Thursday, September 21, 2017

Foundation to launch weekend Dhamma schools

The Dhamma School Foundation is planning to open Sunday Dhamma schools during the summer holidays, a spokesperson says.

Foundation secretary Daw Kay Tu Malar said Sunday Dhamma schools were being tested in Yangon and would probably be extended into other states and regions when enough teachers had been found.

“We admired the Sunday Dhamma Schools in Sri Lanka, where children learn Buddhist ways of living in harmony,” she said.

Volunteer U Win Aung said the curriculum sought to teach children about the teachings, history and culture of Buddhism.

“In Theravada Buddhism, people achieve Nirvana by their own efforts. We reap what we have sown. Myanmar traditional culture and customs are based on the teachings of Buddha, which are reflected in the curriculum,” he said, adding that the course would help guide children in a moral approach to daily life.

Patron of the Paungdaw Oo monastic school, the Venerable Sayadaw Badanta Nayaka, said the schools would adopt a modern approach to teaching. “We should consider religion as part of education to attract the younger generation,” he said.

Although monastic schools managed by Buddhist monks have been widespread, they are decreasing in number throughout the country because of antiquated curricula and teaching methods, he said.

Many Buddhist monks also think of their education programs in purely religious terms, which he said was a “short-sighted” approach.

The program is being sponsored by company Shine Hope and individual well-wishers. Volunteers from the Department of Education and the United Nations Children’s Fund are helping run the program.

Meanwhile, Buddhist associations in Yangon are collaborating to hold Buddhist ethics training programs next month.

DhammaYaung Chi president U Hla Myo said the free classes, known as Yin Kyae Lain Ma, would be held from 8am to 11am from April 24 to 30 at Sasana Alinyaung Dhamma Hall in Ahlone township.

DhammaYaung Chi, Alin Saytaman Dhamma donation group, Myint Myat Parami Foundation and the Mobile Alms group are jointly organising the project.

Meanwhile, the associations plan to hold a training class for teachers interested in leading ethics classes in other townships.

The free classes will take place each Saturday from 9:30am to 4pm at Ywanma Pariyatti monastery in Insein township from April 8 to 10. The objective of the program is to bring Buddhist teachings to the younger generation, he added

U Hla Myo said the program aimed to strengthen religious duty and attitudes especially among young people, and to maintain the culture and customs based on Buddhism.

“We plan to hold more courses outside Yangon, especially in summer (March-May). I’m glad to say local associations in each township have shown interest in the course and we need to do more in future.
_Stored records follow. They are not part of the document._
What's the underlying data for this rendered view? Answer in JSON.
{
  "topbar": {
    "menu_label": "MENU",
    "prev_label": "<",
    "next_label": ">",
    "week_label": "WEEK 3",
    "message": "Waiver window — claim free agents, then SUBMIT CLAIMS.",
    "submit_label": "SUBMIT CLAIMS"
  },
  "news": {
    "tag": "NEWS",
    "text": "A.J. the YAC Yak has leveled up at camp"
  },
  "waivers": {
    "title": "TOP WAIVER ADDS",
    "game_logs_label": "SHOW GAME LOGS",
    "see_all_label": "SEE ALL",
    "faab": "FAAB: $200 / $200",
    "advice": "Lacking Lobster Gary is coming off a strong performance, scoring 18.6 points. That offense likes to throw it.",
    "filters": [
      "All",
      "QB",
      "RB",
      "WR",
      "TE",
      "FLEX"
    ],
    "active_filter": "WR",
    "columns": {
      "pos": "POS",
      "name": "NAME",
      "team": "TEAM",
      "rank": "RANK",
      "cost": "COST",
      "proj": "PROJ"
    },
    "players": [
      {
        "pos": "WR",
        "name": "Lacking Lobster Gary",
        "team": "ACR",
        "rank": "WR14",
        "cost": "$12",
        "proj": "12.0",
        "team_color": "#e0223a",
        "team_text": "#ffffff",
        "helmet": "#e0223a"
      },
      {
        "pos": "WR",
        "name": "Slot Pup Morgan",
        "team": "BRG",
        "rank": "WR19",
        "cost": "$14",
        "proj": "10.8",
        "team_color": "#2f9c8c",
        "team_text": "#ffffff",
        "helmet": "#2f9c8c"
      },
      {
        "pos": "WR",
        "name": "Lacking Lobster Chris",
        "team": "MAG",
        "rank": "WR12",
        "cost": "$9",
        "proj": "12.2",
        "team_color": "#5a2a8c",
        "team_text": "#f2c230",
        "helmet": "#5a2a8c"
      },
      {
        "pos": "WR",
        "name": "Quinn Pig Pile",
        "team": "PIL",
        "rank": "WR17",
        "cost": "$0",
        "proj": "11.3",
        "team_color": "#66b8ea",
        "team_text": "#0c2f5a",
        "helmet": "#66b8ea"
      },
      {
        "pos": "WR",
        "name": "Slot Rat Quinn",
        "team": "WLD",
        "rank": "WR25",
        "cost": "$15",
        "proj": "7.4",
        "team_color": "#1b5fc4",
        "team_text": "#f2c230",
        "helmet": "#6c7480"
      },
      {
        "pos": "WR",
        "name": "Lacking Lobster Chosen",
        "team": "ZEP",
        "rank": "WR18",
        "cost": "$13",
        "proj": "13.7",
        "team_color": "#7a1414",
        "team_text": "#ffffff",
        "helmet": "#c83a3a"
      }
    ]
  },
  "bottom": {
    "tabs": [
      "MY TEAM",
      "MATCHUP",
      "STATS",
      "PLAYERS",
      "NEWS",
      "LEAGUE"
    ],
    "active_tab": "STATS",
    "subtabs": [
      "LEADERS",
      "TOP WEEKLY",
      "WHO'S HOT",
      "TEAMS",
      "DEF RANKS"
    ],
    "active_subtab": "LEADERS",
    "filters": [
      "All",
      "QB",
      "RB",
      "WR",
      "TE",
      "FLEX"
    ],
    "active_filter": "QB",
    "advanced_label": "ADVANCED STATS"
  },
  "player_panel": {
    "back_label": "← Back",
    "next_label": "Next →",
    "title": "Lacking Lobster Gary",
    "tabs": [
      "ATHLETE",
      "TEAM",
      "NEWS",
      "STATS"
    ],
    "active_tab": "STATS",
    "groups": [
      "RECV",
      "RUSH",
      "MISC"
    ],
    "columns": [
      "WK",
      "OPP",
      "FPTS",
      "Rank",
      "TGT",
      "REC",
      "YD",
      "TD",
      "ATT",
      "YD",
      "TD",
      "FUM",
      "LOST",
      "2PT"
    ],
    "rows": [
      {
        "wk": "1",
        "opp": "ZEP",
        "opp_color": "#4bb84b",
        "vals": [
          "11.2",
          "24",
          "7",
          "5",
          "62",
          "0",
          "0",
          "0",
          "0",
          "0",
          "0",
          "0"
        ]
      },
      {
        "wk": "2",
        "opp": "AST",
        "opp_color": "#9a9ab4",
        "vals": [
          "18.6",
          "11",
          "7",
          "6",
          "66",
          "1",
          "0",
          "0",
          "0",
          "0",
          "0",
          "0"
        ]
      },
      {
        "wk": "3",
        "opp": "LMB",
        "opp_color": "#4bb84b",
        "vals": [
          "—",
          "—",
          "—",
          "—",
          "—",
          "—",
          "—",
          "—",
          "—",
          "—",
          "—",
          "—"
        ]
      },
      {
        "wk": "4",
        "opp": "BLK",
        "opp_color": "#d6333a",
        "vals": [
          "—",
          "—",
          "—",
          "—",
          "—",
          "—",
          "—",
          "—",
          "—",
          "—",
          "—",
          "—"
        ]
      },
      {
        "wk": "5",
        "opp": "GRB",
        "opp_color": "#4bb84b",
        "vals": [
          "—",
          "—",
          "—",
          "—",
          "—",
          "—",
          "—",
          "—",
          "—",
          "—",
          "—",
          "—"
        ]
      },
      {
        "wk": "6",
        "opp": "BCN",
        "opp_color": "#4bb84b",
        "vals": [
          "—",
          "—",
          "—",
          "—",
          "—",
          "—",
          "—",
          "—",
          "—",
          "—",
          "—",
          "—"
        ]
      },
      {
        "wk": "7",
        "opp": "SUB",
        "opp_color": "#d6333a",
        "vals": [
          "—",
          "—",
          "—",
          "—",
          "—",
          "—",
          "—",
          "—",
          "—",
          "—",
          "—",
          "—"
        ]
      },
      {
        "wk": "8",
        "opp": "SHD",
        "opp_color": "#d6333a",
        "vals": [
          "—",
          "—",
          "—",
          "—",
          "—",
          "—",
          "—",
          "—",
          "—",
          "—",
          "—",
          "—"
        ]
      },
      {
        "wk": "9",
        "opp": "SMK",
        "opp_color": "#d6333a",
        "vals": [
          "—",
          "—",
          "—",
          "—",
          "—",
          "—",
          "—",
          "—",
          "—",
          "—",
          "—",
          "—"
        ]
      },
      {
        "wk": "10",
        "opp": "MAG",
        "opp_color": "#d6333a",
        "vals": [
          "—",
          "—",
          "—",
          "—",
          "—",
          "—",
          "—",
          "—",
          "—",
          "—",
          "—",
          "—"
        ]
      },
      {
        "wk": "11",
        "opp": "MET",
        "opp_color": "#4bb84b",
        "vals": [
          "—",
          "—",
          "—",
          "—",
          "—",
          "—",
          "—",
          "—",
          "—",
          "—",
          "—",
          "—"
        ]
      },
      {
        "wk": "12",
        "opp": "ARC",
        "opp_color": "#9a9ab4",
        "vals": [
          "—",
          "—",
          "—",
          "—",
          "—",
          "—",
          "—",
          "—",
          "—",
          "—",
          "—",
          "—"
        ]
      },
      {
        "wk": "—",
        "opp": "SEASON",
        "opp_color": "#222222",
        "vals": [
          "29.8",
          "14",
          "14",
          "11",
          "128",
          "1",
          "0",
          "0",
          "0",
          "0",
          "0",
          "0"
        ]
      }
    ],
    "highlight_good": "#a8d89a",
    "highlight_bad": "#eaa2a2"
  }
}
Buddhism is not about criticising or hurting others. All Buddhists should be aware of this,” he said.

Those seeking more information or wishing to register should call (01) 382-935, 09-501-5446 or 09-803-0138, or visit the association’s office in Latha township’s Theingyi Market.